#### How to complete this task
Going line by line through the material below, tally those that contain the word "Java" and give the count by itself.

#### Records
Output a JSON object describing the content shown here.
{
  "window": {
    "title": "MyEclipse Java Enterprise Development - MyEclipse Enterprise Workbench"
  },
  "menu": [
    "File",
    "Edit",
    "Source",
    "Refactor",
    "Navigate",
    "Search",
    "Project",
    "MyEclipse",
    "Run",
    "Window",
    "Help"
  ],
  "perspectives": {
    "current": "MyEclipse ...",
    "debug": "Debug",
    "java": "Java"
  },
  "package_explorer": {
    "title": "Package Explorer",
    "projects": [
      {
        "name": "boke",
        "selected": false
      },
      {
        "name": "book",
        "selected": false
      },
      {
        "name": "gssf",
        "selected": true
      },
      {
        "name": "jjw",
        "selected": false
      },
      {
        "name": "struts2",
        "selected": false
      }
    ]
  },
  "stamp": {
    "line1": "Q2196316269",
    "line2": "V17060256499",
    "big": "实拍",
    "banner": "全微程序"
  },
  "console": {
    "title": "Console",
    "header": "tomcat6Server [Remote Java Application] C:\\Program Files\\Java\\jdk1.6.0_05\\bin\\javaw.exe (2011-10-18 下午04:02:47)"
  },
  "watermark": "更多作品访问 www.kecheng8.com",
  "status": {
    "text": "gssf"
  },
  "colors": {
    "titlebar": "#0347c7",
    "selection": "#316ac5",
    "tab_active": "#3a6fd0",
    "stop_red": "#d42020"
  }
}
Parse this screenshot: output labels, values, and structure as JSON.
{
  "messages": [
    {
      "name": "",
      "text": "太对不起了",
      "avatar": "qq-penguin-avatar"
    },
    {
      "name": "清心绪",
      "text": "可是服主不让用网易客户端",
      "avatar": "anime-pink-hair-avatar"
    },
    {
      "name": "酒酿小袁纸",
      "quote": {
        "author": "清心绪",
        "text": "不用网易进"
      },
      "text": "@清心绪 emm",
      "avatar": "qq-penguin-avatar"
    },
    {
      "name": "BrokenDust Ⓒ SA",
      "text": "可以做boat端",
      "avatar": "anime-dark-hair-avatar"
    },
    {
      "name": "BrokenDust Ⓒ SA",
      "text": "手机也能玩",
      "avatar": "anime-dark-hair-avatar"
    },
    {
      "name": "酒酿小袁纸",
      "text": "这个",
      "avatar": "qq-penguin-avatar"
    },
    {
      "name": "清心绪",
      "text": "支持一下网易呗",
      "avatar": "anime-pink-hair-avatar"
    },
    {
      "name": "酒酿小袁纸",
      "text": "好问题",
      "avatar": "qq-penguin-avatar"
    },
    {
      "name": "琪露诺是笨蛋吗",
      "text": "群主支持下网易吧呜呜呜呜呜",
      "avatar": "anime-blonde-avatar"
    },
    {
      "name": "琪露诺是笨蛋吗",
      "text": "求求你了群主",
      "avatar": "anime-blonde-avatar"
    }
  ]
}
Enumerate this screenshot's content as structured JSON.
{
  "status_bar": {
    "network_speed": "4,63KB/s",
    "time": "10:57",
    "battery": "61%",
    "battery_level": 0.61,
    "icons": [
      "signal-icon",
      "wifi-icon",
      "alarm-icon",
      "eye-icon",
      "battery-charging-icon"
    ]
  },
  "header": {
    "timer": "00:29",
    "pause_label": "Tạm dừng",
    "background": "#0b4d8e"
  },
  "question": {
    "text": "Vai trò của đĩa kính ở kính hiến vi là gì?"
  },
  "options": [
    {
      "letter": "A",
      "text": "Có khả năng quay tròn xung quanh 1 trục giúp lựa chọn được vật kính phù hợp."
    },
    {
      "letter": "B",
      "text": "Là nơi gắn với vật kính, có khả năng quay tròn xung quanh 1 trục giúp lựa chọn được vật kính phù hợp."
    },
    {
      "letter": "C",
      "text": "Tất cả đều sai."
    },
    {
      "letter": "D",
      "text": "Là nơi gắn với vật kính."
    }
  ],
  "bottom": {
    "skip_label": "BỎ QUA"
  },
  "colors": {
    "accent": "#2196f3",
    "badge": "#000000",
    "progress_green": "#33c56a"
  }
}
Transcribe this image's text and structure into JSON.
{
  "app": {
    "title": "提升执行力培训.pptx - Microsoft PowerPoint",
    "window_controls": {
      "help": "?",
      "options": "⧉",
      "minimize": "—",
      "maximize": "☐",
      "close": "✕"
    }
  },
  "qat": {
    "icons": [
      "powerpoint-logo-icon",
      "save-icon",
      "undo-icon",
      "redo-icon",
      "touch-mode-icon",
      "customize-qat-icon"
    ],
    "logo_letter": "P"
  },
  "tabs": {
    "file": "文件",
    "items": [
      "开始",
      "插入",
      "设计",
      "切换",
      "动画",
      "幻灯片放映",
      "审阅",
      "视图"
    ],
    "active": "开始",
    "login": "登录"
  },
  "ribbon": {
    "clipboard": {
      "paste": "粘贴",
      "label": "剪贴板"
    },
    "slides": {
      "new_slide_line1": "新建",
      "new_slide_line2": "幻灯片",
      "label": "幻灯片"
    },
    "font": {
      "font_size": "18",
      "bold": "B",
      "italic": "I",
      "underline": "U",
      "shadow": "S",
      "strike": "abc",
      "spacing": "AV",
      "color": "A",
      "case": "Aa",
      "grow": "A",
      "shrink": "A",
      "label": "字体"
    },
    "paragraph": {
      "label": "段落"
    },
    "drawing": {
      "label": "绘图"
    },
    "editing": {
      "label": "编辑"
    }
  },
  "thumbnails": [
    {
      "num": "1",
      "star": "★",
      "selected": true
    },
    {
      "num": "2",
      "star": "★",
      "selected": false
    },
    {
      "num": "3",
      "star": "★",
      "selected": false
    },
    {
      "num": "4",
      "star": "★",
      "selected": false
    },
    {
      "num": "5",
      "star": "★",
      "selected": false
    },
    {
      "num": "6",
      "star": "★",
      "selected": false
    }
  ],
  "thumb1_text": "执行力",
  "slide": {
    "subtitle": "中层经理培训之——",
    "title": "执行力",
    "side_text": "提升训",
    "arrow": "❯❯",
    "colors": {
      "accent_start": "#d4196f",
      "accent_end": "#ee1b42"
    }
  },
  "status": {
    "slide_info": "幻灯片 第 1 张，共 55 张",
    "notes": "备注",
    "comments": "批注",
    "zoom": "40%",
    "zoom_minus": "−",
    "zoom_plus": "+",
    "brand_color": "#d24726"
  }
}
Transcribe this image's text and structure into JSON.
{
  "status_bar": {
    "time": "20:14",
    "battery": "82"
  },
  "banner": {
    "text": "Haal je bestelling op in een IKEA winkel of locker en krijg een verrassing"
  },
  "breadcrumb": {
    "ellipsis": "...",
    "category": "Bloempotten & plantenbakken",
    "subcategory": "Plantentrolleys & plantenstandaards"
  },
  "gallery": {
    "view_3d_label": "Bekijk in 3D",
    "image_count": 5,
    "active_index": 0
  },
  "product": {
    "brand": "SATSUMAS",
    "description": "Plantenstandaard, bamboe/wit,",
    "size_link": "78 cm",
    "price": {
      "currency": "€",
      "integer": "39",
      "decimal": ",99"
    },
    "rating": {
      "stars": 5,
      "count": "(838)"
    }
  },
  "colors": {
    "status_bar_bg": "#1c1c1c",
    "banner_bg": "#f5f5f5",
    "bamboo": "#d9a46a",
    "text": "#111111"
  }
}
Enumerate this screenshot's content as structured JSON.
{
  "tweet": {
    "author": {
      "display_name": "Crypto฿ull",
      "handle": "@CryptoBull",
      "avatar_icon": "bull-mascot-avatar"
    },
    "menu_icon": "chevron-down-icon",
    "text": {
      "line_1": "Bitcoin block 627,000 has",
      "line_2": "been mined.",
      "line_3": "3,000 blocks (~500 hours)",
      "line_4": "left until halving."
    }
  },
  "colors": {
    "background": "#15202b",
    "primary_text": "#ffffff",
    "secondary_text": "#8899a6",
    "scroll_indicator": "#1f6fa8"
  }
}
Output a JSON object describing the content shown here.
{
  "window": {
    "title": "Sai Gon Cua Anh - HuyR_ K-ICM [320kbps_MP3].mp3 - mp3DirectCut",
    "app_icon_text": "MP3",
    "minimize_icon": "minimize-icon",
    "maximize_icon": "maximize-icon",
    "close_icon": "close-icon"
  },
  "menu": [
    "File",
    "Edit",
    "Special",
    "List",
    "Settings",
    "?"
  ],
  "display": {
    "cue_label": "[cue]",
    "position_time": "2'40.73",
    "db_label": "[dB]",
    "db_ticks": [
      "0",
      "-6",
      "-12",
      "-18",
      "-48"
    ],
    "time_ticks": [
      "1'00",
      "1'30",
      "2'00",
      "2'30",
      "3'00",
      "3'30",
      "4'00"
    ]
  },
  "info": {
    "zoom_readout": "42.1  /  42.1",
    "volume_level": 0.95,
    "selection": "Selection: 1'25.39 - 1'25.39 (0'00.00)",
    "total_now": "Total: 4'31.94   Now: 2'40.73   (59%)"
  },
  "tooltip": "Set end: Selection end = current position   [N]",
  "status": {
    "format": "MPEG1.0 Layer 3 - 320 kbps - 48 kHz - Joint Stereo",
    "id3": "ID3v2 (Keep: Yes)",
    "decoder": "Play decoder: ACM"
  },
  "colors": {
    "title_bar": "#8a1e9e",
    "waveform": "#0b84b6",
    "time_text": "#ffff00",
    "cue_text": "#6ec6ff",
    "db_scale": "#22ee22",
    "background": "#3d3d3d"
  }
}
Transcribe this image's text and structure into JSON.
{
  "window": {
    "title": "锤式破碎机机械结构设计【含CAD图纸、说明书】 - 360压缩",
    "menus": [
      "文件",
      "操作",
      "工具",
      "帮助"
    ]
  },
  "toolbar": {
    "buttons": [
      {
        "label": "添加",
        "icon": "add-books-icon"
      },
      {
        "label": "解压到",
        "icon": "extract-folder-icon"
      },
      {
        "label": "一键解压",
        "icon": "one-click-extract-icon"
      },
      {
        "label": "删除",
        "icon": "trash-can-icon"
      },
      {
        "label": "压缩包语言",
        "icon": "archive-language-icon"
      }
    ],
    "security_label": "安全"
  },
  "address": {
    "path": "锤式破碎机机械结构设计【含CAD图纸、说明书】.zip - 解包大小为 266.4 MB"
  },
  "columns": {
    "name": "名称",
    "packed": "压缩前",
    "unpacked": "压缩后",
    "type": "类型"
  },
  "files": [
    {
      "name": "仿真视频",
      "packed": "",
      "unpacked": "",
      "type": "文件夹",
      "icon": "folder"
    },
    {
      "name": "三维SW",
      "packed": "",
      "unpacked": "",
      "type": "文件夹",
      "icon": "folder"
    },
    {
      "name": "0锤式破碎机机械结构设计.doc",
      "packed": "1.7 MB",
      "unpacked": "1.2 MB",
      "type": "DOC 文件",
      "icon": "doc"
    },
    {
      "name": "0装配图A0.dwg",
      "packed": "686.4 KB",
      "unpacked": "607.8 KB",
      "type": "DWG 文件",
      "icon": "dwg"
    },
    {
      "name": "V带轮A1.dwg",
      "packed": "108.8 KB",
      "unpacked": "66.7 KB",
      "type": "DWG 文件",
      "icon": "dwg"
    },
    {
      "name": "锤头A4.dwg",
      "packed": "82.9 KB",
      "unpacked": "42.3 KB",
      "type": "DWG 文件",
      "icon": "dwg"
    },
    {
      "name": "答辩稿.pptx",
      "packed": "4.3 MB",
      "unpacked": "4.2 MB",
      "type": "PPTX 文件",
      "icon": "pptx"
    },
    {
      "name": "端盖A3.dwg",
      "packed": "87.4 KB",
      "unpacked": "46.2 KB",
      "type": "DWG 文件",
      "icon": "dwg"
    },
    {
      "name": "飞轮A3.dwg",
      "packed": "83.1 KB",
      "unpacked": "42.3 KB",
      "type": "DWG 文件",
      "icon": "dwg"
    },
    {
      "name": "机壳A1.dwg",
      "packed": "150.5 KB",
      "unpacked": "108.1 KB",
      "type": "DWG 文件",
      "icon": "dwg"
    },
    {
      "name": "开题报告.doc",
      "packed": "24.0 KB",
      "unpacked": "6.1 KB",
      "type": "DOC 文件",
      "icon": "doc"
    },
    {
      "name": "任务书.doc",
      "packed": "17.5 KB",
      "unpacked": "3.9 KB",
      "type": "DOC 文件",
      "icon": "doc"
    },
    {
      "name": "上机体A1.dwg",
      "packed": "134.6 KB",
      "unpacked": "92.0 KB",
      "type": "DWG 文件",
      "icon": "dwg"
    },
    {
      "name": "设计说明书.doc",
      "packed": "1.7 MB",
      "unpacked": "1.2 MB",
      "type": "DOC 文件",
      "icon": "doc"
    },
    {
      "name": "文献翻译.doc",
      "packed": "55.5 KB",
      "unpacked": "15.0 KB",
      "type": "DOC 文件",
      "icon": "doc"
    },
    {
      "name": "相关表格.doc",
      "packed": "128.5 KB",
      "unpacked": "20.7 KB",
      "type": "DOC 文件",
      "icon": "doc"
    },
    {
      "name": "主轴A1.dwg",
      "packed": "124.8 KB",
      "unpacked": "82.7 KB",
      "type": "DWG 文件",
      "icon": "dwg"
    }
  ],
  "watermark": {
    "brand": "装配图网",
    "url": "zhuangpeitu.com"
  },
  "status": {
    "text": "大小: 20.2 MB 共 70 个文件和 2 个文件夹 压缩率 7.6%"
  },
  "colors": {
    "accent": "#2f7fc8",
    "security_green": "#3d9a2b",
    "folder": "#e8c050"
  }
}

#### Solution
3